What kid hasn’t pretended to venture through the dense jungle (really their backyard) and suddenly stumble across vast ruins, untouched for centuries? It’s an adventure fantasy deeply ingrained in our psyche, built on the journeys of 19th- and early-20th-century explorers. “Lost” cities, hidden to the outside world, offer valuable information about the past when they’re found and studied. Usually, the people who lived in such places left or died due to war or conquest, disease, economic hardship, or natural disasters like earthquakes, floods, or volcanic eruptions. Hundreds of these sites around the world are often clustered near formerly thriving civilisations, including those of the Incas, the Maya, the ancient Greeks, and the ancient Egyptians. Some legendary cities are generally regarded today to be fictional, but others may exist and continue to be searched for today. They remain some of the ancient mysteries researchers still can’t explain.

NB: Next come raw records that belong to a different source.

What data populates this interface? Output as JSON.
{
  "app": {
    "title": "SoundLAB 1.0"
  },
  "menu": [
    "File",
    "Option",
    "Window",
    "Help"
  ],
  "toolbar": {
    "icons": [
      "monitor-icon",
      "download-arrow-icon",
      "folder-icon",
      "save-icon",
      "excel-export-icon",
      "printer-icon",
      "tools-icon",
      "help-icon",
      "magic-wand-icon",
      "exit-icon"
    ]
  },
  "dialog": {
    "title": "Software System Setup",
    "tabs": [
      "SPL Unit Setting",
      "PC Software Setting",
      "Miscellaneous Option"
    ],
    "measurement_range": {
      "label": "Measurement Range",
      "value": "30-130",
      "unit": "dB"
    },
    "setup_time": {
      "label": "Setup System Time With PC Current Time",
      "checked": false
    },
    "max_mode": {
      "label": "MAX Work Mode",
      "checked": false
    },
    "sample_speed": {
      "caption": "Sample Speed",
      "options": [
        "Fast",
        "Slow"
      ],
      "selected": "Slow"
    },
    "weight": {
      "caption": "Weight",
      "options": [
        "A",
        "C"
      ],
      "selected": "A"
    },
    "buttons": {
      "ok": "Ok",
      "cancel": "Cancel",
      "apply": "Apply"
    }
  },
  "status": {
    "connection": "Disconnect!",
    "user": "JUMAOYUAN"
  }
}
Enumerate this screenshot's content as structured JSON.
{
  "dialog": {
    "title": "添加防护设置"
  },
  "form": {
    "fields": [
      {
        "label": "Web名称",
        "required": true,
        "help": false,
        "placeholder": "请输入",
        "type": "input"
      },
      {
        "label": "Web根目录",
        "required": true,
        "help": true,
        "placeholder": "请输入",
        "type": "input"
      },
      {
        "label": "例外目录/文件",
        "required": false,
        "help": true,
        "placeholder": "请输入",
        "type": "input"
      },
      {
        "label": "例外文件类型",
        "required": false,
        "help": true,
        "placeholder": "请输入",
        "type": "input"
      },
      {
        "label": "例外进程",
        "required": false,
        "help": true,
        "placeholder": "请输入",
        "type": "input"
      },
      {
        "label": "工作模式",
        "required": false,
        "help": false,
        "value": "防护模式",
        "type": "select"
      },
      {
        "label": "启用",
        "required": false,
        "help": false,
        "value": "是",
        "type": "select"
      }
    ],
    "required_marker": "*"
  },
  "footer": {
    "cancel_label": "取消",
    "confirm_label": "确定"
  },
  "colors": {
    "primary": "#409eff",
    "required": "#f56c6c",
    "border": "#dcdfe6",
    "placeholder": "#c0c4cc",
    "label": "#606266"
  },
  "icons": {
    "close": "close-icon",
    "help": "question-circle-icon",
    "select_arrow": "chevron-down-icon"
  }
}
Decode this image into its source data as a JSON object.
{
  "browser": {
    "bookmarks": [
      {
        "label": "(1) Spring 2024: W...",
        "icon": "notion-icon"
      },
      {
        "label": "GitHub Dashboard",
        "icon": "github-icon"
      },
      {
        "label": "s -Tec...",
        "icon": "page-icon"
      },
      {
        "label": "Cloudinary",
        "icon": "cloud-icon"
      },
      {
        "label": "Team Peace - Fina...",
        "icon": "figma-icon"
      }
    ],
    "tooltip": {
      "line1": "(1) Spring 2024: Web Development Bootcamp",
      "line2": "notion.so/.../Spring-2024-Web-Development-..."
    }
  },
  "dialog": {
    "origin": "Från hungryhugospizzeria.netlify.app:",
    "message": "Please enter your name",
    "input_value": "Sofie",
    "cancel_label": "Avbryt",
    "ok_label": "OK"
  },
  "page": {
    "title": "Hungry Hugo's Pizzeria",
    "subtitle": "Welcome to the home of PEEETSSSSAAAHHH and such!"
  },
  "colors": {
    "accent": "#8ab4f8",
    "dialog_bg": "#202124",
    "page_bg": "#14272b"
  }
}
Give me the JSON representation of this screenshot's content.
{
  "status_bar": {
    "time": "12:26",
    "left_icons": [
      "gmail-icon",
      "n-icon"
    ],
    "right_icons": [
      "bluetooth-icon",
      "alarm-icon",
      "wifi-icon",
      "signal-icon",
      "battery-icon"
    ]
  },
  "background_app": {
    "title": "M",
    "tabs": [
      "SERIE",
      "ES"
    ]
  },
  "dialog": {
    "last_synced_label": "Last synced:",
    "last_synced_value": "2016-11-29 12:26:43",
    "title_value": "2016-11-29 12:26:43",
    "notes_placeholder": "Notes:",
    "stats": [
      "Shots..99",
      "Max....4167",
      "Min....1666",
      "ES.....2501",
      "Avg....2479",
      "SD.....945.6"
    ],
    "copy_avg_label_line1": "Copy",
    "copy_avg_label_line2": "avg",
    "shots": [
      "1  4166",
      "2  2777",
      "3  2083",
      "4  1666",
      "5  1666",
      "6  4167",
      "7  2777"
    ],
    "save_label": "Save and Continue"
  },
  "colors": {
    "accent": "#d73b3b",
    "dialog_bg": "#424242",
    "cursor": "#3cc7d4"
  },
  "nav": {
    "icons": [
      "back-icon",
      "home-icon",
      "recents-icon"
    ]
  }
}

Today, though, modern archaeologists recognise the importance of respecting and working with local people, and utilising local knowledge, when it comes to “rediscovering” sites that have been there all along. As archaeologists say, “It’s not what you find; it’s what you find out.”
Machu Picchu, Peru
Perhaps the most famous rediscovered city and now one of the most popular travel destinations in South America, Machu Picchu sits high in the Peruvian Andes. On July 24, 1911, the explorer Hiram Bingham first laid eyes on the majestic site. The local people, though, had known about the ruins and actually showed Bingham the way – but his reports became the first time the place was made known to the world at large.
“Suddenly I found myself confronted with the walls of ruined houses built of the finest quality of Inca stone work,” he wrote in his 1948 best seller Lost City of the Incas. “It was hard to see them for they were partly covered with trees and moss, the growth of centuries, but in the dense shadow, hiding in bamboo thickets and tangled vines, appeared here and there walls of white granite ashlars carefully cut and exquisitely fitted together.…Dimly I began to realise that this wall and its adjoining semi-circular temple over the cave were as fine as the finest stonework in the world. It fairly took my breath away. What could this place be?”
Researchers now believe it was a summer retreat for the Inca elite. Even though Machu Picchu was abandoned as the Incan empire collapsed in the 16th century, the Spanish invaders never found it. It sat largely undisturbed until Bingham’s arrival.
When Bingham rediscovered Machu Picchu, he was actually looking for – and believed he’d found – Vilcabamba, the “lost city of the Incas” that was the emperor’s final refuge before being overthrown by Spanish invaders. Ironically, expeditions after his death proved Bingham had found Vilcabamba. It wasn’t Machu Picchu, though; it was another nearby site called Espiritu Pampa. The archaeologist Gene Savoy re-rediscovered that site in 1964. Even today, Vilcabamba hasn’t been fully excavated; recent research has even discovered evidence of pre-Incan inhabitants called the Wari. Today, plans for a museum and more field research at the site are in the works. Another city Bingham rediscovered, Choquequirao, which means “cradle of gold,” is still being uncovered from the jungle as well.